Oracle tuning Guru achieves 20x performance
June 17, 2008
Steve Karam, the Oracle wunderkind (the world's youngest Oracle
ACE and Oracle Certified Master), has published an astute case study
describing how he tuned a batch update down from 45 minutes to only
>> Read "Does
Size Matter? by Steve Karam, OCM, Oracle ACE
In order to have a statistically valid test, Karam used a the
real-world workload, using identical server, disk and instance
settings. Karam notes how moving a high-DML table to a smaller
blocksize resulted in a 20x throughput improvement:
"By going from a 16k blocksize to a 4k blocksize with all
other things being equal, we experienced roughly a twenty times
Steve is now investigating further areas in the environment that
could benefit from block optimization, targeting frequently used and
highly concurrent segments as candidates for a smaller blocksize.
Let's take a closer look at the use of multiple blocksizes to reduce
waste and improve performance throughput.
WARNING - THE FOLLOWING INFORMATION IS FOR EXPERIENCED
Tuning with multiple blocksizes is an
advanced DBA tuning technique that requires a complete
understanding of the I/O stack. In general, multiple
blocksizes are used in large mission critical databases with
thousands of users and hundreds of transactions per second, and
it's a technique that requires careful testing and validation.
Multiple blocksizes is also complex because the DBA must automate the management of
multiple data buffer caches. If you are considering
implementing multiple blocksizes, you will need to carefully testing and
validate the benefits using real-world workloads under representative
production conditions. Savvy Oracle professionals will use
a recognized database benchmarking simulation technique (See the book
for details) or use the new Oracle 11g SQL
Performance Analyzer (SPA),
Oracle's official testing tool for verifying the impact of
For complete details on I/O tuning for Oracle, see my tips on
using multiple blocksizes for details are the book "Oracle
Tuning: The Definitive Reference" for a complete methodology for
managing your I/O subsystem in Oracle.
All about Oracle blocksizes
While not every shop is going to experience a 20x response time
improvement by using non-standard blocksizes, your operating system
vendor and Oracle publish
tips for setting the correct blocksize.

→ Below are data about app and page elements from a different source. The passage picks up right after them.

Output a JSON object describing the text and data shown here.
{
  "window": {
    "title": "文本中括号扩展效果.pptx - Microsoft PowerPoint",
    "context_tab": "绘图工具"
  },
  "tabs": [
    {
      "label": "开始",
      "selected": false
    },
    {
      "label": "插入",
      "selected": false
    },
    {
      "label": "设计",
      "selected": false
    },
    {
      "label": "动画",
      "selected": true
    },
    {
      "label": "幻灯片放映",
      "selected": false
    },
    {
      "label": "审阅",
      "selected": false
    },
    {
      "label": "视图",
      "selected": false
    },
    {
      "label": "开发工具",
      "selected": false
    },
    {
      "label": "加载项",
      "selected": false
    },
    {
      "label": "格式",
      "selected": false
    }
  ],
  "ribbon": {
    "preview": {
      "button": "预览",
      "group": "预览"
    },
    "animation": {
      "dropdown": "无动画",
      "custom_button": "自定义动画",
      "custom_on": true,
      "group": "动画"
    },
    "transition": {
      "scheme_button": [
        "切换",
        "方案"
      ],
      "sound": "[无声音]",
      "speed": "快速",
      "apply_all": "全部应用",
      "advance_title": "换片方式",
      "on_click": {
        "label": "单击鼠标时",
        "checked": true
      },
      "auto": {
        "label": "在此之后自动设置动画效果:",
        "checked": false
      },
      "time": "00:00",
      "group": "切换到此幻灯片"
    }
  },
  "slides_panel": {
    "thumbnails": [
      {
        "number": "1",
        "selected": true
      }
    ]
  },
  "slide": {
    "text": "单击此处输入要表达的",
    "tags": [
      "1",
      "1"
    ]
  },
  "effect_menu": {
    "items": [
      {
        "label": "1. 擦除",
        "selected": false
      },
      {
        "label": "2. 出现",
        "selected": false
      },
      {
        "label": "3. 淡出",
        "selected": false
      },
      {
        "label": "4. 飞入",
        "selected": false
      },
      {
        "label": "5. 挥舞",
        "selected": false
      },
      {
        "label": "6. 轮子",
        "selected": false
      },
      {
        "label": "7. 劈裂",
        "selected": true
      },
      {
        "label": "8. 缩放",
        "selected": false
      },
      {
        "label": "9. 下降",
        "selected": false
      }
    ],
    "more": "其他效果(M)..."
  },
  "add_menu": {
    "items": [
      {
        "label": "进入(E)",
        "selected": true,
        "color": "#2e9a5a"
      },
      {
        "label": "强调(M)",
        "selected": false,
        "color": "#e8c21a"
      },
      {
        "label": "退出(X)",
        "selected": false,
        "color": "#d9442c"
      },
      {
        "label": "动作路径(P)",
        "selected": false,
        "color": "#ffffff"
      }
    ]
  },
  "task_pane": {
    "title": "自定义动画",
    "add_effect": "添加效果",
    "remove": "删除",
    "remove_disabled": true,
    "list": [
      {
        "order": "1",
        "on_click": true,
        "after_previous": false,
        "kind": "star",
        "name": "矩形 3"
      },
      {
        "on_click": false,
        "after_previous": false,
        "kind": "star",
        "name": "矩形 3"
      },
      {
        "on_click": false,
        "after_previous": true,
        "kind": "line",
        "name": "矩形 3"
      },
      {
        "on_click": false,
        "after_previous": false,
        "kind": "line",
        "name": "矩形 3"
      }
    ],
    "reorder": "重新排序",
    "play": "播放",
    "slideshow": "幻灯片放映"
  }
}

Any experienced DBA will tell you that tuning the external I/O sub-system
can have a profound impact of performance, and this is done in two
places, the external environment, and the device media control layer
(DMCL), the point at which Oracle maps his logical structures to the physical
Optimization of I/O requires that you check all areas of the external environment:
- OS Kernel - Tweaking the OS kernel configuration (setting
using specialized I/O drivers)
- Disks - Optimizing disks (optimal RAID, load balancing
of disks and
controllers, monitor disk enqueues (e.g. EMC Symmetrics),
- Network - Tuning the interconnect in RAC environment
and packet behavior in client server connections
We also have the DMCL (Device-Media Control Layer), the point
where the logical Oracle structures (tablespaces) map to their
physical data files (by optimizing db_block_size,
filesystemio_options, disk_asynch_io, db_writer_processes,
and other Oracle filesystem I/O options. It is these critical settings that determine the
"actual" read size for the Oracle database. Remember, the
db_file_multiblock_read_count also has a huge effect of I/O,
often as much as the blocksize itself.
But you don't always see a performance improvement by using a
smaller blocksize, you can see the opposite as well. Oracle
consultant Ben Prusinski notes that batch jobs can see a 3x
performance improvement when moved to a larger blocksize:
"For a past customer a large financial company, we improved
database performance by increasing block size from 8k blocksize
to 16k blocksize.
Performance for nightly data loads went down from 22 hours to 6
hours when we increased the database block size."
In general, different blocksizes can improve performance in a
variety of ways, but every system is different, and only a
real-world workload benchmark can show what benefits you may
experience. See my
2008 survey on
multiple blocksizes for details.
- Contention reduction - small rows in a large block
perform worse under heavy DML than large rows in a small
- Faster updates - Heavy insert/update tables can see
faster performance when segregated into another blocksize which
is mapped to a small data buffer cache. Smaller data
buffer caches often see faster throughput performance.
- Reduced Pinging - RAC can perform far faster with
smaller blocksizes, reducing cache fusion overhead.
- Less RAM waste - Moving random access small row
tables to a smaller blocksize (with a corresponding small
blocksize buffer) will reduce buffer waste and improve the
chance that other data blocks will remain in the cache.
- Faster scans - Tables and indexes that require full
scans can see faster performance when placed in a large
blocksize as long as the I/O does not exceed the capabilities of
the disk subsystem.
Oracle also notes that systems with a
"hybrid" of I/O access patterns may benefit from
implementing multiple blocksizes. For details, see
Oracle Multiple blocksize tips.
Related block size notes
See my related notes on tuning the Oracle I/O subsystem: